§ ABOUT THIS TASK
When a line below contains the word "Tanaro", it counts toward the total; give that total and nothing besides.

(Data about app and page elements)
----------

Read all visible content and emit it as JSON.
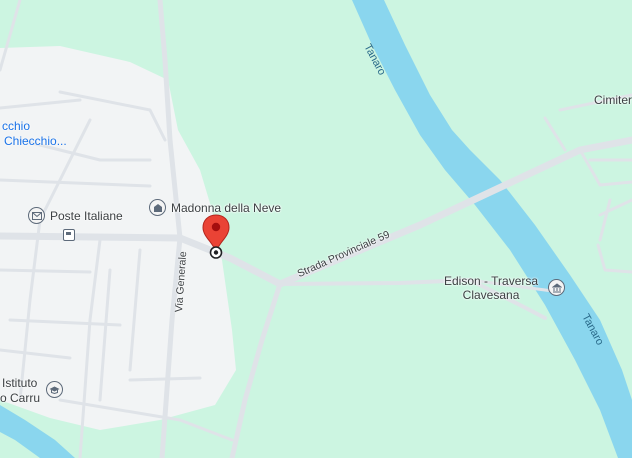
{
  "map": {
    "water_color": "#8ad6ee",
    "land_color": "#ccf5e1",
    "urban_color": "#f2f4f5",
    "road_color": "#dfe3e8",
    "pin_color": "#ea4335",
    "labels": {
      "river_north": "Tanaro",
      "river_south": "Tanaro",
      "road_provinciale": "Strada Provinciale 59",
      "road_generale": "Via Generale",
      "cemetery_partial": "Cimiter",
      "chiecchio_top": "cchio",
      "chiecchio_bottom": "Chiecchio...",
      "istituto_line1": "Istituto",
      "istituto_line2": "o Carru"
    },
    "pois": {
      "poste": {
        "name": "Poste Italiane",
        "icon": "mail-icon"
      },
      "madonna": {
        "name": "Madonna della Neve",
        "icon": "church-icon"
      },
      "edison_line1": "Edison - Traversa",
      "edison_line2": "Clavesana",
      "edison_icon": "landmark-icon",
      "bus_icon": "bus-stop-icon",
      "istituto_icon": "school-icon",
      "pin_icon": "map-pin-icon"
    }
  }
}
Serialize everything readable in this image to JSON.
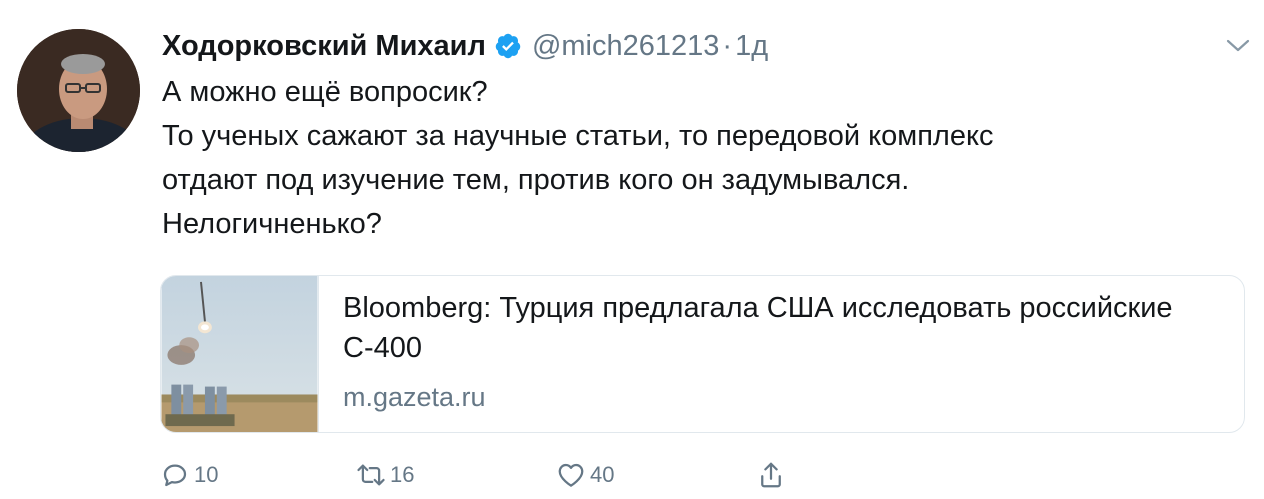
{
  "tweet": {
    "author_name": "Ходорковский Михаил",
    "handle": "@mich261213",
    "separator": "·",
    "time": "1д",
    "text_lines": [
      "А можно ещё вопросик?",
      "То ученых сажают за научные статьи, то передовой комплекс",
      "отдают под изучение тем, против кого он задумывался.",
      "Нелогичненько?"
    ]
  },
  "card": {
    "title": "Bloomberg: Турция предлагала США исследовать российские С-400",
    "domain": "m.gazeta.ru"
  },
  "actions": {
    "reply_count": "10",
    "retweet_count": "16",
    "like_count": "40"
  },
  "colors": {
    "accent": "#1da1f2",
    "secondary_text": "#657786",
    "primary_text": "#14171a",
    "border": "#e1e8ed"
  },
  "icons": [
    "verified-badge-icon",
    "chevron-down-icon",
    "reply-icon",
    "retweet-icon",
    "like-icon",
    "share-icon"
  ]
}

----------

§ OUTPUT FOR THIS EXERCISE
2